Our Western narrative on African dictators is incomplete. By focusing on the well-documented atrocities of Africa’s ‘Big Man’ Leadership, we neglect the system which created and enabled them – a system that, in part, we continue to play a role in. We need to examine the origins of this system – not merely to apportion blame – to help us begin the work of uprooting it and making way for better systems of African governance to take form.
Disclaimer: The problem of African dictators needs an African perspective and voice more than any other. However, this is also a problem created and enabled by outsiders, I write from this angle and many of the sources that have informed it are also from foreigners. The ‘we’ is therefore for Westerners. This brings limitations to my understanding and nuance. For this and for any inaccuracies, emblematic of my amateurism, I apologise. I hope, however, the larger point still stands and I greatly welcome thoughts to the contrary in the comments below.
Over the last few months, I have been struck that repeatedly, despite good intentions and the belief of doing better than those before, foreigners/expatriates continue to commit objective harm (alongside benefits) in Africa. Moreover, we seem oblivious to this and then happily condemn others.
At first by land, followed by sea and then by air.
They made different sounds but spoke the same gestures, “We come in peace”, they said.
Only, at each turn, their “peace” stood for the imposition of their belief system, for soon:
Guns captured bodies in the name of racial hierarchies,
God captured minds in the name of civilising, and
Greed captured wealth in the name of capitalism.
The names, the eras and the perpetrators may have changed but the underlying belief remained the same: inferiority. An inferiority which imposed a foreign system for value and justified the subsequent robbery of it.
And today, as an expat, I ask: “if they are not us, how are we not them?”
When I read Ayn Rand’s ‘The Fountainhead’ at the age of 16, I fell in love with the novel. Set in New York City in the 1920s, the novel centers around Howard Roark, a young architect who aspires to design architecture in his own style. When he refuses to compromise his values to comply with the architectural norms of beauty, he is mocked and made an outcast. Bowing neither to public shame nor pressure, Roark stands with an unflinching commitment to his values, creating masterpieces that are later recognized for their brilliance.
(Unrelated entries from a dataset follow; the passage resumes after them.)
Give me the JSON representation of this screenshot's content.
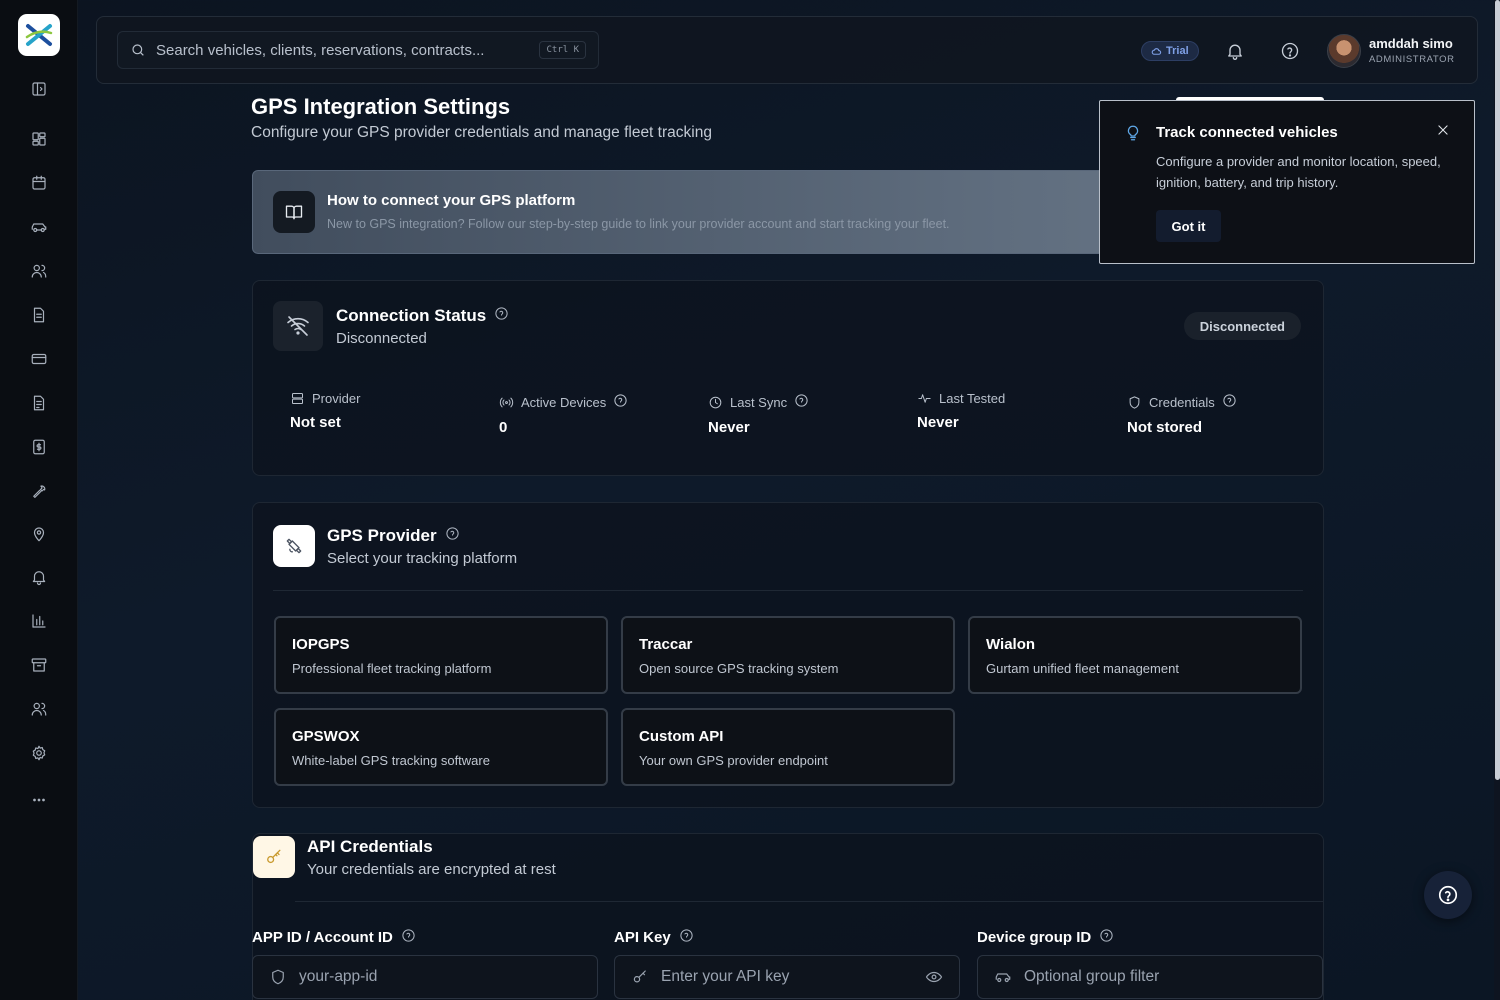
{
  "search": {
    "placeholder": "Search vehicles, clients, reservations, contracts...",
    "shortcut": "Ctrl K"
  },
  "header": {
    "trial_label": "Trial",
    "user_name": "amddah simo",
    "user_role": "ADMINISTRATOR"
  },
  "page": {
    "title": "GPS Integration Settings",
    "subtitle": "Configure your GPS provider credentials and manage fleet tracking"
  },
  "guide": {
    "title": "How to connect your GPS platform",
    "description": "New to GPS integration? Follow our step-by-step guide to link your provider account and start tracking your fleet."
  },
  "connection": {
    "title": "Connection Status",
    "subtitle": "Disconnected",
    "badge": "Disconnected",
    "stats": [
      {
        "label": "Provider",
        "value": "Not set"
      },
      {
        "label": "Active Devices",
        "value": "0"
      },
      {
        "label": "Last Sync",
        "value": "Never"
      },
      {
        "label": "Last Tested",
        "value": "Never"
      },
      {
        "label": "Credentials",
        "value": "Not stored"
      }
    ]
  },
  "gps_provider": {
    "title": "GPS Provider",
    "subtitle": "Select your tracking platform",
    "options": [
      {
        "name": "IOPGPS",
        "description": "Professional fleet tracking platform"
      },
      {
        "name": "Traccar",
        "description": "Open source GPS tracking system"
      },
      {
        "name": "Wialon",
        "description": "Gurtam unified fleet management"
      },
      {
        "name": "GPSWOX",
        "description": "White-label GPS tracking software"
      },
      {
        "name": "Custom API",
        "description": "Your own GPS provider endpoint"
      }
    ]
  },
  "credentials": {
    "title": "API Credentials",
    "subtitle": "Your credentials are encrypted at rest",
    "fields": [
      {
        "label": "APP ID / Account ID",
        "placeholder": "your-app-id",
        "value": ""
      },
      {
        "label": "API Key",
        "placeholder": "Enter your API key",
        "value": ""
      },
      {
        "label": "Device group ID",
        "placeholder": "Optional group filter",
        "value": ""
      }
    ]
  },
  "popover": {
    "title": "Track connected vehicles",
    "body": "Configure a provider and monitor location, speed, ignition, battery, and trip history.",
    "button": "Got it"
  },
  "colors": {
    "accent": "#5fa8e8",
    "trial": "#7fa0e6",
    "background": "#0e1a2a"
  }
}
I greatly admired Howard Roark (my mother soon regretted giving me this book).
In Fountainhead, Ayn Rand was painting a world where Roark, an individualist, reigned supreme over collectivism. Today, her world has arrived. Removing the constraints of community, the individual has been emancipated from conformity. But this has come at a cost, as inequality reaches new heights, as humans become each other’s greatest threat and as we recklessly damage the earth, the individual has lost the duty of communal morality. We need to bring it back to solve the communal problems we face today and for this, I believe, we need to judge and shame. It sounds harsh, I know, but let me explain.
There seems to be a trend in society, particularly among the ‘millenials’, to shift from being money-minded to money-conscious. To see money as an enabler for a certain lifestyle rather than an object of life itself. This cultural shift belies the fact that our fundamental attitude towards money remains unchanged: money remains at the forefront of our minds and thereby our choices.
I don’t want this to be the case and so I have chosen a different approach: to not accumulate money at all. Since last year, as a rule, I donate at least a third of my pre-tax income, save little and do not invest. This initiative comes on the back of years of reducing the meaning of money in my life and has liberated my ‘life’ choices from being money-conscious, enabled me to follow my passion and (better) live by my principles. I would not be living in Kenya were it not for this.
Disclaimer: It is very important to note that I can take this approach thanks to a great deal of privilege I have been lucky to receive: no ‘living’ responsibilities (other than my house-plants), no debt, a family that can support themselves as well as myself in case of an emergency, a citizenship that guarantees a basic livelihood and safety, employable skills, good health and (although not a privilege as such) no partner.
I love podcasts as a wonderful way to learn and engage whilst also doing something else: walking, cleaning up, cooking, eating, travelling and even working (when appropriate). I have likely already bothered you with suggestions and rather than perpetually do so, I thought I would outline the podcasts I listen to with different regularity and for different purposes. This list is broken into thematic sections and each is ordered in rough order of preference. Let me know if enjoy any of them or have things to add!